Definition of kindness
1: the quality or state of being kind treating people with kindness and respect
3archaic : AFFECTION
Definition of kind (Entry 2 of 2)
1a: of a sympathetic or helpful nature was helped by a kind neighbor They were very kind to us.
b: of a forbearing nature : GENTLE kind treatment of animals
c: arising from or characterized by sympathy or forbearance a kind act a kind smile
Seems like we all know what kind and kindness mean, but practical application seems to have different meanings for all of us. So, what does that have to do with kindness in business?
I would say everything! How we treat our customers and suppliers is a reflection of who we are. We all know the golden rule, Matthew 7:12, “In everything, therefore, treat people the same way you want them to treat you, for this is the Law and the Prophets.”
What we don’t discuss or even think about is how differently that verse can be interpreted.
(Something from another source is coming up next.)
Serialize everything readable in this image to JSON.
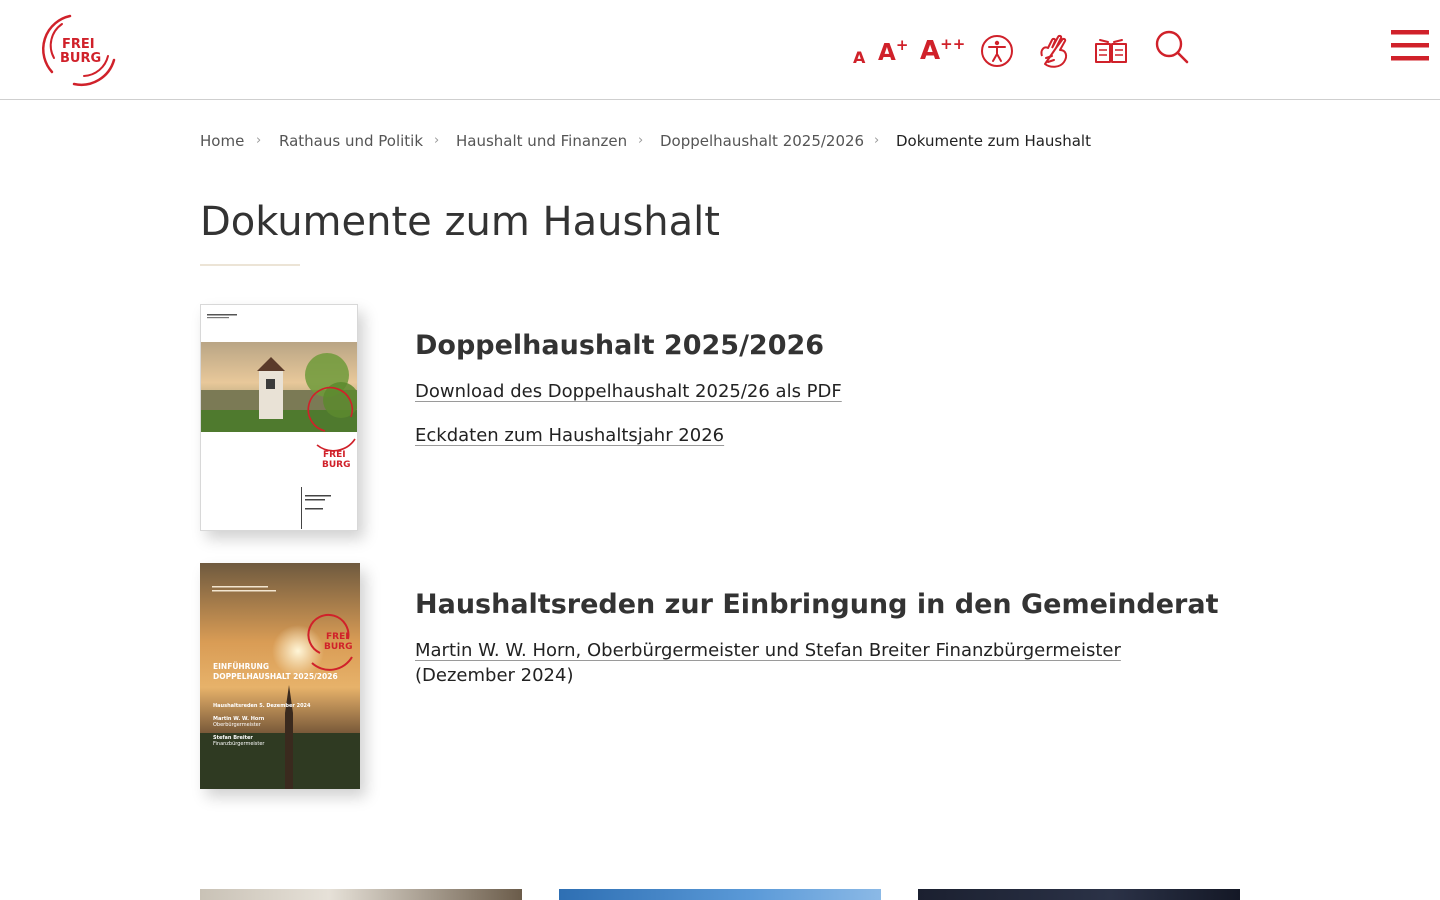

My wife and I were out for supper and eating on a patio. A panhandler came up and asked for money. We didn’t have cash to give so we gave him our “to-go” box. For her that was following the golden rule. For me that wasn’t the right time to implement the golden rule. Each of us believes in the golden rule, but when we choose to enact it may vary. My wife often follows the golden rule out of emotion and promptly to help someone in need, and I feel enacting the golden rule may take more careful thought and timing.
Does that mean I don’t care and she does? No, I think it means we see things from a different point of view and different sense of timing.
Kindness is something nearly every American wants to do and we all try to do it in a meaningful way. I have met very few Americans who I could say were not kind to others. It is in our national character. We are a kind and giving nation. Our businesses give and support so many worthwhile causes. It is just who we are.
As you run your business or if you are not an owner ask one, you will find that every day or week you will be asked to give to every charity around. Nearly all of them are worthwhile. All of them are seeking your time, efforts, or money.
As an owner, you have to limit what you can give, what/when you can support. Some owners feel guilty for telling someone no. Please, do not fall into this trap. As an owner, you have a responsibility to your family, your employees, your customers, and of course paying your taxes. Anything else is a special act of kindness. You can make a decision early on what you will support based on careful thought and priorities and with how much.
The greatest kindness you will do will be to offer someone employment at your business. Offering them a chance to earn a living is indeed a great kindness. A lot of people don’t see it that way, but I certainly do. I know that there were several times that my Grandpa and Dad were the least paid people in their family owned business. People don’t need to know that but you will.
So, to wrap it up. Be kind to the best of your ability. Choose who to give to and support and when to give. Don’t feel guilty for saying no. Give in alignment with your business goals. Let your customers know how much you appreciate their kindness for choosing you over your competitors and how you value that. Let your employees know how much you appreciate their work. Let your suppliers know how much you appreciate their partnership. Meet your own expectations and don’t worry about someone else’s expectation of you and/or your business.
Do your best to follow the golden rule on a daily basis and you will be fine. Start by doing one kind thing a day for someone and then increase it until it becomes a habit. Habitual kindness will do good for your soul and health.
Wishing you the greatest success.
By Todd Rausch
America’s Small Business Development Center (SBDC) Iowa provides free, confidential, customized, professional business advice and consulting in all 99 Iowa counties to entrepreneurs.